Carr and the B.C. Greens seem to have made little headway in establishing themselves as major players in provincial politics.
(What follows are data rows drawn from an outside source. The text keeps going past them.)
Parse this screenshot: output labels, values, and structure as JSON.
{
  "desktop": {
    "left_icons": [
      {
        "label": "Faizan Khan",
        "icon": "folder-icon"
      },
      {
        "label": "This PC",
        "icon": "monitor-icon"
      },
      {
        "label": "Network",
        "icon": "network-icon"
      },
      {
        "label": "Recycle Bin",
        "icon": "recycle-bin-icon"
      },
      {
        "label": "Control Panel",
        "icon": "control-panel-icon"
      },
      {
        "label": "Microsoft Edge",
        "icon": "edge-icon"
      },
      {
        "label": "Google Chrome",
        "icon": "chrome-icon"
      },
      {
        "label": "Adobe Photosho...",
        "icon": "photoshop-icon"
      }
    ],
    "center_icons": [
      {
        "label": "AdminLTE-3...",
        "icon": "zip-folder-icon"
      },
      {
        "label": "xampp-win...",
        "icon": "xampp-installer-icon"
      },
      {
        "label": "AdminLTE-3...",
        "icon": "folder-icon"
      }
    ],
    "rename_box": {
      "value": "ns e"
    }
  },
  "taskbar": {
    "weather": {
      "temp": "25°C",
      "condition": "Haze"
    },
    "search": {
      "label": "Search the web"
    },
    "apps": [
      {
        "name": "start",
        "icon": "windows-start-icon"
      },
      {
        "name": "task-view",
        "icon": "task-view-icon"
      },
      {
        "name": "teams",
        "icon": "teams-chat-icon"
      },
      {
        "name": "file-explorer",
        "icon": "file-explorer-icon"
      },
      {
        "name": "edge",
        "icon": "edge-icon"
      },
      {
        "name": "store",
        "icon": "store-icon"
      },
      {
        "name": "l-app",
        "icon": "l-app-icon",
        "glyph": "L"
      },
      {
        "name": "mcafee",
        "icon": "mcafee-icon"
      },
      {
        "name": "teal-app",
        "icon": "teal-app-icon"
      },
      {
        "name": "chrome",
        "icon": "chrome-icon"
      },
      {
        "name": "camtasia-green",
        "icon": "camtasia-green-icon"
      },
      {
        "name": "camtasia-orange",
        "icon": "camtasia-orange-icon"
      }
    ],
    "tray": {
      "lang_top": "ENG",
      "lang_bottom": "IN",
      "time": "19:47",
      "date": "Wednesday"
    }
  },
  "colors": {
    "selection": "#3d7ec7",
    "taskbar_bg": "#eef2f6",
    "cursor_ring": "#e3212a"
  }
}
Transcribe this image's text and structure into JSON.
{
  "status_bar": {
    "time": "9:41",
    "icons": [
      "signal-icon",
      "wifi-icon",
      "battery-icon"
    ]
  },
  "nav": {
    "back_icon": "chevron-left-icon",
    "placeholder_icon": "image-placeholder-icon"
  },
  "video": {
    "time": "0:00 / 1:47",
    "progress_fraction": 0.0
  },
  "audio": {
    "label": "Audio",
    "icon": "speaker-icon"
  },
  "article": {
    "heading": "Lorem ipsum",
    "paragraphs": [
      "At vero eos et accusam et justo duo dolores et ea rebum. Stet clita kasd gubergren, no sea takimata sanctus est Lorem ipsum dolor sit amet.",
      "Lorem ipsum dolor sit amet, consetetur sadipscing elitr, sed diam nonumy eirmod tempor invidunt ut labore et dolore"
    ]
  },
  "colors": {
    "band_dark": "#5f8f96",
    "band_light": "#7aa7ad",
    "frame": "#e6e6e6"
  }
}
The likelihood of electing even a single MLA in 2005 appears remote, although the leader is certain to make a spirited run in her home riding of Powell River-Sunshine Coast .

Table — Green results in B.C. provincial general elections, 1983-2001

  • 1983 — 4 candidates — 3,078 votes (0.19%)
  • 1986 — 9 candidates — 4,440 votes (0.24%)
  • 1991 — 42 candidates — 12,650 votes (0.86%)
  • 1996 — 71 candidates — 31,511 votes (1.99%)
  • 2001 — 72 candidates — 197,231 votes (12.39%)

Table — Top 20 Green ridings in 2001 general election, by percentage of popular vote

  • Powell River-Sunshine Coast — 27.0%
  • Saanich North & the Islands — 25.4%
  • Victoria-Beacon Hill — 21.7%
  • Vancouver-Fairview — 21.6%
  • Nelson-Creston — 21.5%
  • Vancouver-Point Grey — 21.3%
  • North Vancouver-Lonsdale — 20.1%
  • Victoria-Hillside — 19.8%
  • Comox Valley — 18.7%
  • Oak Bay-Gordon Head — 18.3%
  • Esquimalt-Metchosin — 17.7%
  • Nanaimo — 17.5%
  • West Vancouver-Garibaldi — 17.3%
  • North Vancouver-Seymour — 17.3%
  • Delta South — 16.8%
  • Vancouver-Mount Pleasant — 16.2%
  • Vancouver-Burrard — 16.2%
  • Burnaby-Willingdon — 15.7%
  • Saanich South — 15.7%
  • Vancouver-Hastings — 14.9%

Check here daily for Battleground BC, Will McMartin’s voting predictions and analysis, exclusive to The Tyee. You can reach him with tips, insights and info at  [Tyee]